Julia enjoying time outdoors in the Lake District
LM: Yes, our volunteer recording activity in the 1950s which resulted in 1962’s Atlas of the British Flora was arguably one of the first citizen science projects, and of course we’ve carried on that tradition of outreach and engagement with the New Year Plant HuntGarden Wildflower Hunt and - the big one! - Atlas 2020. Your recent work as a Forest School leader suggests that engaging the next generation of naturalists is important to you – would you like to say a bit more about this?

JH: I love seeing the excitement that close encounters with wildlife can inspire and feel really fortunate that I had the opportunity to discover nature as a child. So I’ve found it very satisfying introducing children to the wildlife of their local parks in very urban parts of London as a forest school leader. Many have never done any digging, let alone held a worm or named a dandelion before. It’s so encouraging to see their journey of discovery, with that initial excitement then turning into a determination to look after wildlife.

LM: Yes, I think that’s exactly how many of us who are BSBI members and supporters first got “hooked” by this lifelong passion for the natural world! Ok so that’s the background and now you are here with your hands on the BSBI steering wheel - so what’s your first priority for the next few weeks?

Julia and husband Trevor enjoying
the gorse and heather in Howth,
Republic of Ireland
JH: I’m keen to listen and learn from everyone at BSBI in my first few weeks in the role, so I gain a really good understanding of the organisation.

LM: What about longer term? What goals would you like to have achieved by the end of the summer?

JH: The new BSBI strategy is a great starting point and drawing up plans to implement the strategy will be my overall focus in the medium term. I hope my skills and experience can help BSBI with broadening engagement, strengthening training to address key botanical skills gaps and ensuring BSBI’s amazing data and information about wild plants is widely known and used to influence decision making, so wild plants can thrive and are valued.
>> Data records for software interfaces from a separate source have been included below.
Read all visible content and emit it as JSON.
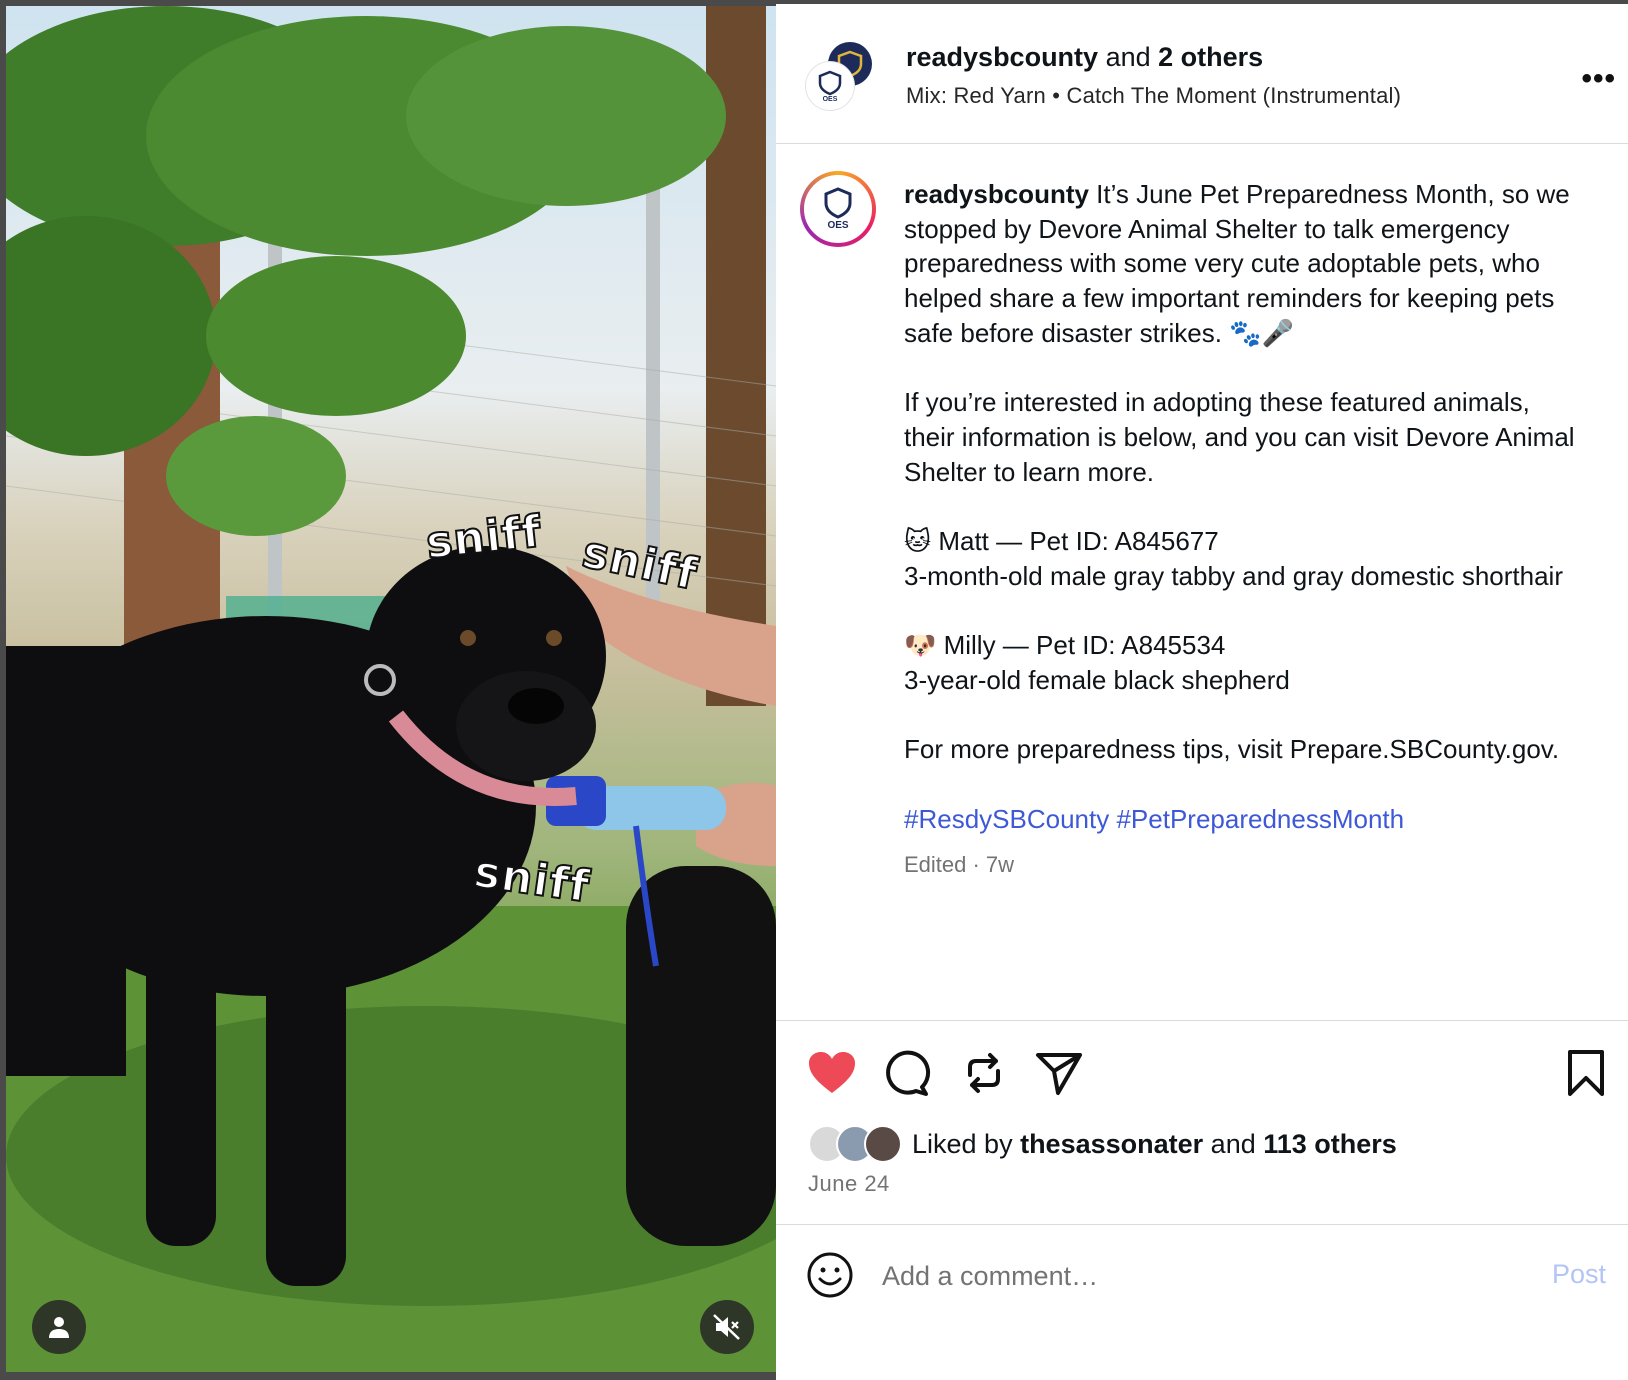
{
  "header": {
    "username": "readysbcounty",
    "and_text": " and ",
    "others": "2 others",
    "audio": "Mix: Red Yarn • Catch The Moment (Instrumental)",
    "avatar_label": "OES",
    "more_icon": "more-horizontal-icon"
  },
  "media": {
    "overlay_texts": [
      "sniff",
      "sniff",
      "sniff"
    ],
    "user_icon": "user-tag-icon",
    "mute_icon": "speaker-muted-icon"
  },
  "caption": {
    "avatar_label": "OES",
    "username": "readysbcounty",
    "paragraph1": " It’s June Pet Preparedness Month, so we stopped by Devore Animal Shelter to talk emergency preparedness with some very cute adoptable pets, who helped share a few important reminders for keeping pets safe before disaster strikes. 🐾🎤",
    "paragraph2": "If you’re interested in adopting these featured animals, their information is below, and you can visit Devore Animal Shelter to learn more.",
    "pet1_line1": "🐱 Matt — Pet ID: A845677",
    "pet1_line2": "3-month-old male gray tabby and gray domestic shorthair",
    "pet2_line1": "🐶 Milly — Pet ID: A845534",
    "pet2_line2": "3-year-old female black shepherd",
    "paragraph3": "For more preparedness tips, visit Prepare.SBCounty.gov.",
    "hashtag1": "#ResdySBCounty",
    "hashtag2": "#PetPreparednessMonth",
    "meta": "Edited · 7w"
  },
  "actions": {
    "like_icon": "heart-filled-icon",
    "comment_icon": "comment-icon",
    "repost_icon": "repost-icon",
    "share_icon": "send-icon",
    "save_icon": "bookmark-icon",
    "like_color": "#ed4956",
    "liked_prefix": "Liked by ",
    "liked_user": "thesassonater",
    "liked_and": " and ",
    "liked_others": "113 others",
    "date": "June 24"
  },
  "comment": {
    "placeholder": "Add a comment…",
    "post_label": "Post",
    "emoji_icon": "smiley-icon"
  }
}
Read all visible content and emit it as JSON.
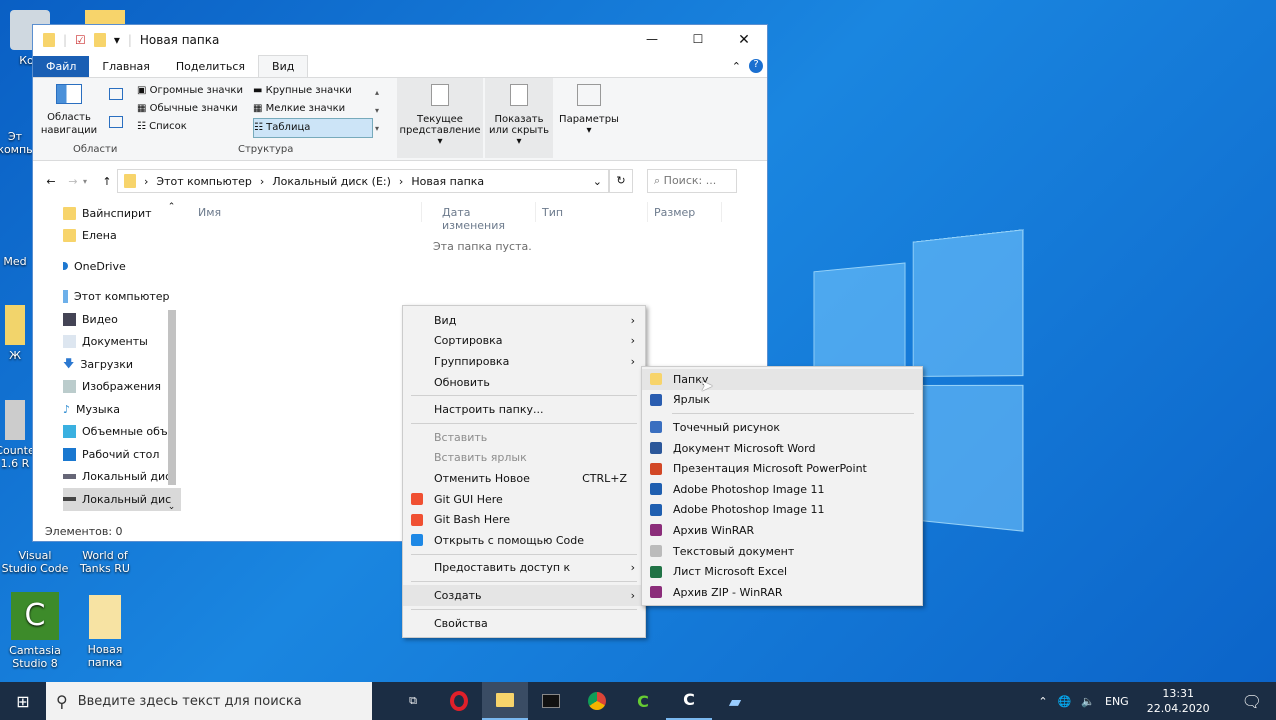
{
  "desktop": {
    "icons": [
      {
        "label": "Кор"
      },
      {
        "label": "Эт компь"
      },
      {
        "label": "Med"
      },
      {
        "label": "Ж"
      },
      {
        "label": "Counte 1.6 R"
      },
      {
        "label": "Visual Studio Code"
      },
      {
        "label": "World of Tanks RU"
      },
      {
        "label": "Camtasia Studio 8"
      },
      {
        "label": "Новая папка"
      }
    ]
  },
  "explorer": {
    "title": "Новая папка",
    "tabs": [
      "Файл",
      "Главная",
      "Поделиться",
      "Вид"
    ],
    "active_tab": "Вид",
    "ribbon": {
      "nav_pane": "Область навигации",
      "group_areas": "Области",
      "layouts": [
        "Огромные значки",
        "Крупные значки",
        "Обычные значки",
        "Мелкие значки",
        "Список",
        "Таблица"
      ],
      "selected_layout": "Таблица",
      "group_structure": "Структура",
      "current_view": "Текущее представление",
      "show_hide": "Показать или скрыть",
      "options": "Параметры"
    },
    "address": [
      "Этот компьютер",
      "Локальный диск (E:)",
      "Новая папка"
    ],
    "search_placeholder": "Поиск: ...",
    "sidebar": [
      "Вайнспирит",
      "Елена",
      "OneDrive",
      "Этот компьютер",
      "Видео",
      "Документы",
      "Загрузки",
      "Изображения",
      "Музыка",
      "Объемные объ",
      "Рабочий стол",
      "Локальный дис",
      "Локальный дис"
    ],
    "columns": [
      "Имя",
      "Дата изменения",
      "Тип",
      "Размер"
    ],
    "empty_text": "Эта папка пуста.",
    "status": "Элементов: 0"
  },
  "context_menu": [
    {
      "label": "Вид",
      "submenu": true
    },
    {
      "label": "Сортировка",
      "submenu": true
    },
    {
      "label": "Группировка",
      "submenu": true
    },
    {
      "label": "Обновить"
    },
    {
      "sep": true
    },
    {
      "label": "Настроить папку..."
    },
    {
      "sep": true
    },
    {
      "label": "Вставить",
      "disabled": true
    },
    {
      "label": "Вставить ярлык",
      "disabled": true
    },
    {
      "label": "Отменить Новое",
      "shortcut": "CTRL+Z"
    },
    {
      "label": "Git GUI Here",
      "icon": "git-icon"
    },
    {
      "label": "Git Bash Here",
      "icon": "git-icon"
    },
    {
      "label": "Открыть с помощью Code",
      "icon": "vscode-icon"
    },
    {
      "sep": true
    },
    {
      "label": "Предоставить доступ к",
      "submenu": true
    },
    {
      "sep": true
    },
    {
      "label": "Создать",
      "submenu": true,
      "highlighted": true
    },
    {
      "sep": true
    },
    {
      "label": "Свойства"
    }
  ],
  "create_submenu": [
    {
      "label": "Папку",
      "icon": "folder-icon",
      "color": "#f7d46b",
      "highlighted": true
    },
    {
      "label": "Ярлык",
      "icon": "shortcut-icon",
      "color": "#2a5db0"
    },
    {
      "sep": true
    },
    {
      "label": "Точечный рисунок",
      "icon": "bitmap-icon",
      "color": "#3a6fc0"
    },
    {
      "label": "Документ Microsoft Word",
      "icon": "word-icon",
      "color": "#2b579a"
    },
    {
      "label": "Презентация Microsoft PowerPoint",
      "icon": "powerpoint-icon",
      "color": "#d24726"
    },
    {
      "label": "Adobe Photoshop Image 11",
      "icon": "photoshop-icon",
      "color": "#1f5fb0"
    },
    {
      "label": "Adobe Photoshop Image 11",
      "icon": "photoshop-icon",
      "color": "#1f5fb0"
    },
    {
      "label": "Архив WinRAR",
      "icon": "winrar-icon",
      "color": "#8b2d7a"
    },
    {
      "label": "Текстовый документ",
      "icon": "text-icon",
      "color": "#bbbbbb"
    },
    {
      "label": "Лист Microsoft Excel",
      "icon": "excel-icon",
      "color": "#217346"
    },
    {
      "label": "Архив ZIP - WinRAR",
      "icon": "winrar-icon",
      "color": "#8b2d7a"
    }
  ],
  "taskbar": {
    "search_placeholder": "Введите здесь текст для поиска",
    "language": "ENG",
    "time": "13:31",
    "date": "22.04.2020"
  }
}
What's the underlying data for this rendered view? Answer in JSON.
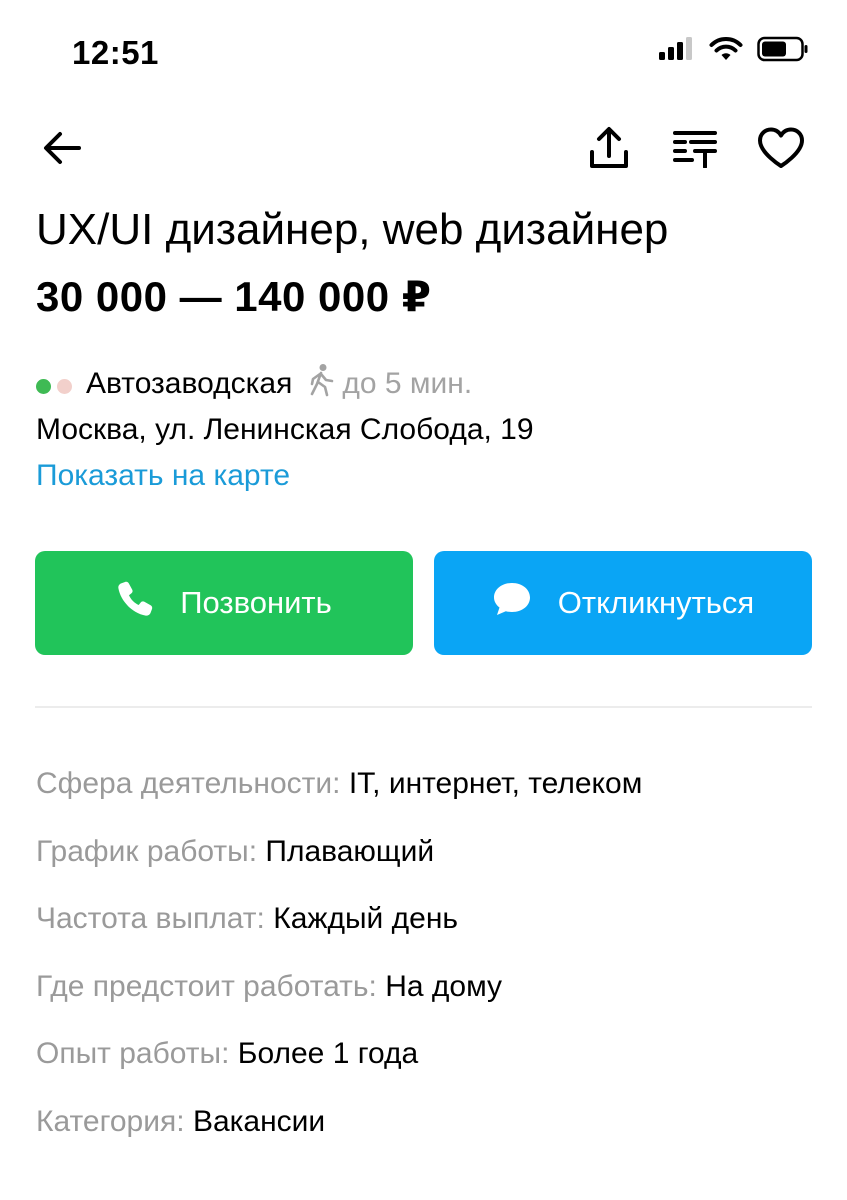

LM: Hear hear! Is this a good moment to ask about your other passions? What do you do when you are not at your desk or engaging children at a Forest School? Do feel free to tell me if I’m just being too nosey here but it isn’t every day that we welcome a new CEO – in fact it has never happened before!

JH: I enjoy spending time with my family (which is fortunate in these lockdown times!) - my husband Trevor and our two daughters, Lore and Elly (who are 20 and 17). As a family we enjoy hill walking although over the past year, like everyone, we have been very much more focused on local walks. I’m involved in my local church and I recently helped them to install solar panels on the roof. Other than that I love seeing friends, gardening, travel and spending time outdoors wherever possible.

LM: Yes that’s been really important over the past year, hasn’t it, finding ways to keep enjoying the natural world while staying safe under lockdown. Well, thank you for telling us so much about yourself and your plans. I guess you will be writing something about your first few months at the helm, and your plans for the months ahead, for our next issue of BSBI News (our members-only newsletter so if any non-members want to hear more, they will jolly well have to join the Society!) Maybe you would also like to offer us a short talk at November’s AGM and Exhibition Meeting, so you can tell everyone how you are getting on in the role?

JH: Yes, I’d be delighted to. I am really looking forward to meeting more of the amazing people who make up BSBI.

LM: Ah, we have lots of amazing BSBI people for you to meet! And until then, can our members and supporters contact you?

JH: Yes, I’d be happy to hear from people - the best way to get in touch is by email julia.hanmer@bsbi.org

LM: Great, thanks for talking to us Julia - please keep us posted on how you’re getting on and once again, welcome to the BSBI!

JH: Thank you Louise! Exciting times ahead.

No comments:

Post a comment

Please leave a comment!